NSERC's mission is to "[invest] in people, discovery, and innovation to build a strong Canadian economy and to improve the quality of life of all Canadians" and to "[promote] excellence in intellectual creativity in both the generation and use of new knowledge". This is fulfilled by "awarding scholarships and research grants through peer-reviewed competition, and by building partnerships among universities, colleges, governments and the private sector" (http://www.nserc.ca/about/inbrief.htm). For NSERC to realize its goals, it needs to expand beyond individual grants and develop an instrument akin to the NSF's REU program. Today's Canadian undergraduate in the Earth sciences must be prepared to tackle complex problems requiring interdisciplinary solutions. To do this they need to acquire tools, such as sympathetic understanding of varying viewpoints, the ability to communicate with specialists and the public, and the skill of recognizing and synthesizing philosophical, political, and scientific facets of an issue. These tools can only be developed through dynamic collaboration with students in other disciplines from other geographic locales (Canadian or otherwise) and through creative instruction by passionate educators.

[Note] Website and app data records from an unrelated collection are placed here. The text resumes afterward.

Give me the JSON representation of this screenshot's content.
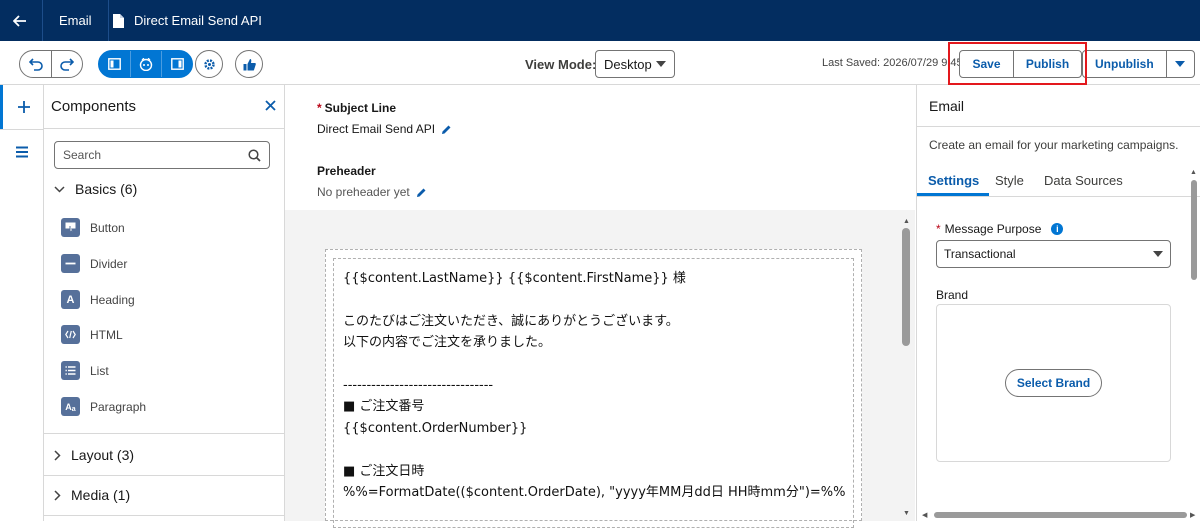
{
  "header": {
    "tab_email": "Email",
    "tab_document": "Direct Email Send API"
  },
  "toolbar": {
    "view_mode_label": "View Mode:",
    "view_mode_value": "Desktop",
    "last_saved": "Last Saved: 2026/07/29 9:45",
    "save_label": "Save",
    "publish_label": "Publish",
    "unpublish_label": "Unpublish"
  },
  "components": {
    "title": "Components",
    "search_placeholder": "Search",
    "groups": [
      {
        "label": "Basics (6)"
      },
      {
        "label": "Layout (3)"
      },
      {
        "label": "Media (1)"
      }
    ],
    "items": [
      {
        "label": "Button",
        "icon": "button-icon"
      },
      {
        "label": "Divider",
        "icon": "divider-icon"
      },
      {
        "label": "Heading",
        "icon": "heading-icon"
      },
      {
        "label": "HTML",
        "icon": "html-icon"
      },
      {
        "label": "List",
        "icon": "list-icon"
      },
      {
        "label": "Paragraph",
        "icon": "paragraph-icon"
      }
    ]
  },
  "email": {
    "subject_label": "Subject Line",
    "subject_value": "Direct Email Send API",
    "preheader_label": "Preheader",
    "preheader_value": "No preheader yet",
    "body_lines": [
      "{{$content.LastName}} {{$content.FirstName}} 様",
      "",
      "このたびはご注文いただき、誠にありがとうございます。",
      "以下の内容でご注文を承りました。",
      "",
      "--------------------------------",
      "■ ご注文番号",
      "{{$content.OrderNumber}}",
      "",
      "■ ご注文日時",
      "%%=FormatDate(($content.OrderDate), \"yyyy年MM月dd日 HH時mm分\")=%%"
    ]
  },
  "properties": {
    "title": "Email",
    "description": "Create an email for your marketing campaigns.",
    "tabs": [
      "Settings",
      "Style",
      "Data Sources"
    ],
    "message_purpose_label": "Message Purpose",
    "message_purpose_value": "Transactional",
    "brand_label": "Brand",
    "select_brand_label": "Select Brand"
  },
  "colors": {
    "header_bg": "#032d60",
    "brand_blue": "#0176d3",
    "highlight_red": "#e3181d"
  }
}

As we vault into the 21st century, problems in Earth science appear increasingly complex. We are developing awareness that social and environmental issues are multidimensional and globally pervasive; they cannot be addressed by disciplinarians with their heads in the sand. It is time to encourage opportunities for specialists to collaborate and converse with those outside their disciplines as well as with the public. We need to develop interdisciplinary mediators who can span knowledge gaps, establish new linkages between fields, and treat multifaceted issues with multifaceted approaches. Canada must become a global leader in Earth science education. Establishing programs at home that reflect the benefits of Research Experiences for Undergraduates can do this. Canada needs REUs.
I would like to thank Dr. Robert Frodeman for his willingness to admit a Canadian student into the GCCS program, without which this article would never have been written. My sincere thanks extend to Dr. Jean Hutchinson for generously providing financial support for my summer experience and for her countless efforts to ensure that my journey was successful from beginning to end. Finally, I would like to express my gratitude to Rob Harrap for inspiring me to apply to the GCCS program, editing and reviewing the drafted manuscript for this paper, and sharing his fascination with knowledge.
Brendan M. Mulligan
Department of Geological Sciences and
Miller Hall, Queen's University, Kingston,
Ontario, Canada, K7L 3N6